Cancer is a scary disease and being diagnosed with it has life-altering implications. Lymphoma is one type of cancer that, while potentially very deadly, varies in its severity. This variance comes because there are various forms of the disease. At any given time there are over 500,000 people battling lymphoma in the U.S. WIth the appropriate level of care, many of these patients will be able to enjoy a happy, healthy life. Unfortunately, this all depends upon a timely diagnosis from their doctors and this doesn’t always happen.
Lymphoma is a cancer that appears in the blood and as an effect on the lymphatic system. The lymphatic system is part of the body’s immune system, which means lymphoma can be difficult to treat, especially if a delayed diagnosis allowed the cancer to spread further. This is especially devastating because many kinds of lymphoma have very high survival rates with timely diagnosis.
If a doctor failed to diagnose the lymphoma of you or a loved one, or if their diagnosis was needlessly delayed, you may be entitled to compensation for your pain and suffering, as well as financial costs.
What is Lymphoma
Lymphoma is a cancer of the lymphocytes, the immune system’s disease fighting cells. Impacted cells, found in the lymph nodes, spleen, bone marrow, and other areas of the body, grow out of control and can spread to the disease throughout the body.
There are two main forms of lymphoma. Hodgkin lymphoma, also called Hodgkin’s disease, is generally easier to detect because the symptoms are normally unique enough to easily rule out other conditions. People who have Hodgkin lymphoma have cells present in the tissue impacted by Hodkin’s disease called Reed-Sternberg cells. This makes this form of the disease easier to diagnose and, thankfully, this form of the disease has a relatively high recovery rate.
The other type of lymphoma is a non-Hodgkin form that is much more dangerous. Non-Hodgkin lymphoma affects the white blood cells and causes them to mutate. These mutated cells divide rapidly and spread throughout the body. When the white blood cells reach the lymphatic system they can cause rapid damage.
What Are the Symptoms of Lymphoma?
Lymphoma presents with a number of symptoms. Common lymphoma symptoms include:
- Breathing trouble
- Night sweats
- Sudden weight loss.
There are a number of tests that doctors can use to diagnose lymphoma. The first step they can take when they suspect lymphoma is to order a biopsy. So, they may order a needle biopsy of a swollen lymph node in order to find cancer cells, for example. Biopsy is vital to diagnosing non-Hodgkin lymphoma because it is the only way to get a sure diagnosis.
A number of different tests can be used to diagnose Hodgkin lymphoma, as it can be detected by blood tests, x-rays, CT scans, and others that allow the doctors to scan for Reed-Sternberg cells.
Effect of Delayed Diagnosis
A timely diagnosis is one of the most important factors that impact their health outcomes.
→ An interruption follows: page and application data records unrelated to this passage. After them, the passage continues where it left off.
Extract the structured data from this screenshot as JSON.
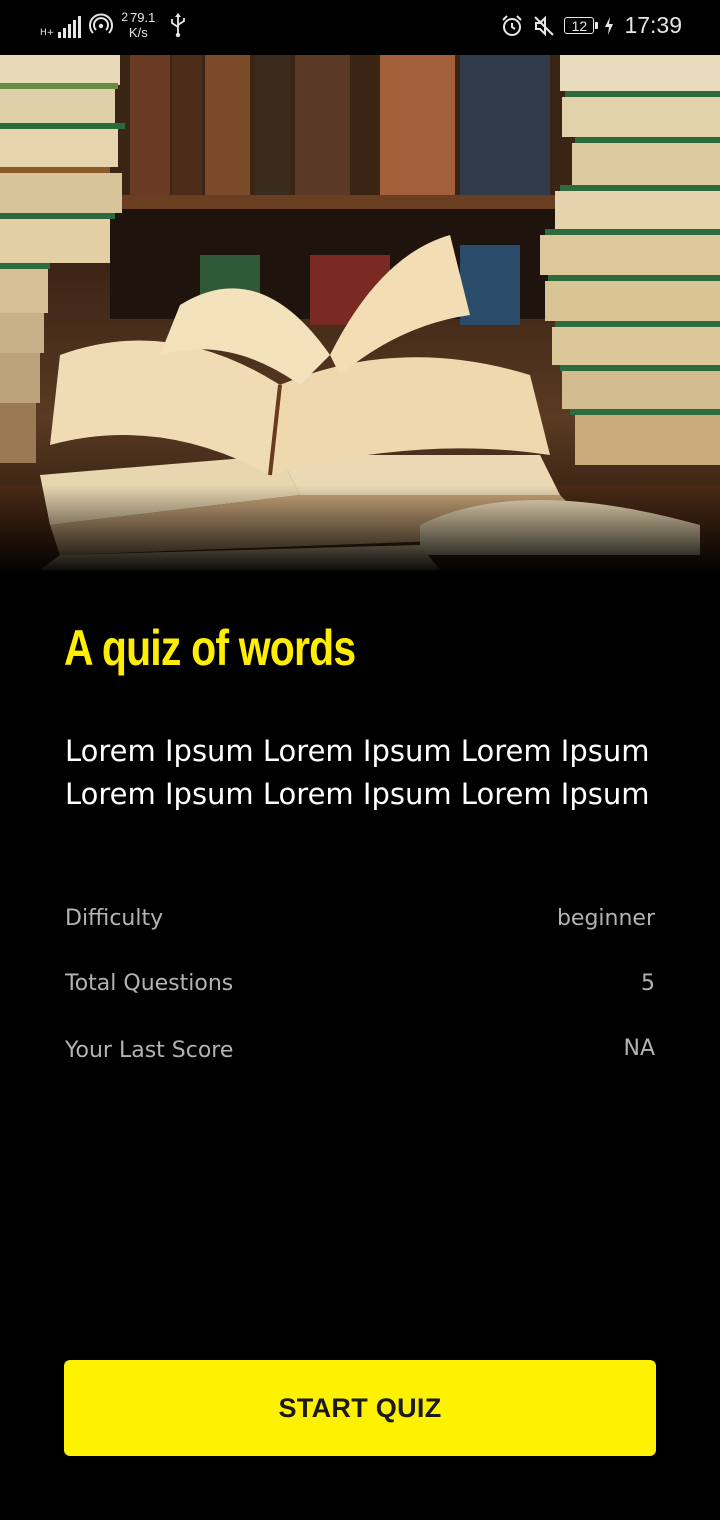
{
  "status_bar": {
    "network_type": "H+",
    "network_sup": "2",
    "network_speed_value": "79.1",
    "network_speed_unit": "K/s",
    "battery_level": "12",
    "time": "17:39"
  },
  "quiz": {
    "title": "A quiz of words",
    "description": "Lorem Ipsum Lorem Ipsum Lorem Ipsum Lorem Ipsum Lorem Ipsum Lorem Ipsum",
    "details": [
      {
        "label": "Difficulty",
        "value": "beginner"
      },
      {
        "label": "Total Questions",
        "value": "5"
      },
      {
        "label": "Your Last Score",
        "value": "NA"
      }
    ],
    "start_label": "START QUIZ"
  },
  "colors": {
    "accent": "#ffee00",
    "background": "#000000",
    "button": "#fff200",
    "muted_text": "#b3b3b3"
  },
  "icons": [
    "signal-icon",
    "hotspot-icon",
    "usb-icon",
    "alarm-icon",
    "mute-icon",
    "battery-icon",
    "charging-icon"
  ]
}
It’s also vital that doctors give an accurate diagnosis because cancer can vary from either very treatable to deadly depending on the type of lymphoma. Unfortunately, doctors are susceptible to the same flaws and carelessness that we all are, except their mistakes can cost lives.
It’s all too common for doctors to neglect a lymphoma diagnosis because a patient doesn’t fit into their narrow criteria of age or other demographic.
Philadelphia Failure to Diagnosis Lawyer
There are personal injury laws that exist to help families who’ve suffered from the failures of healthcare providers. If you or a loved one have suffered because of a failure to diagnose lymphoma, you should contact an expert lawyer as soon as possible. Only an experienced personal injury lawyer can help you get compensation for the physical, emotional, and financial harm your family has suffered.
With over 30 years of personal injury law experience, McEldrew Young Purtell has the expertise to fully evaluate your legal case and get you the payout you deserve. To schedule a meeting for a free consultation, fill out our form or call us directly at 1-800-590-4116.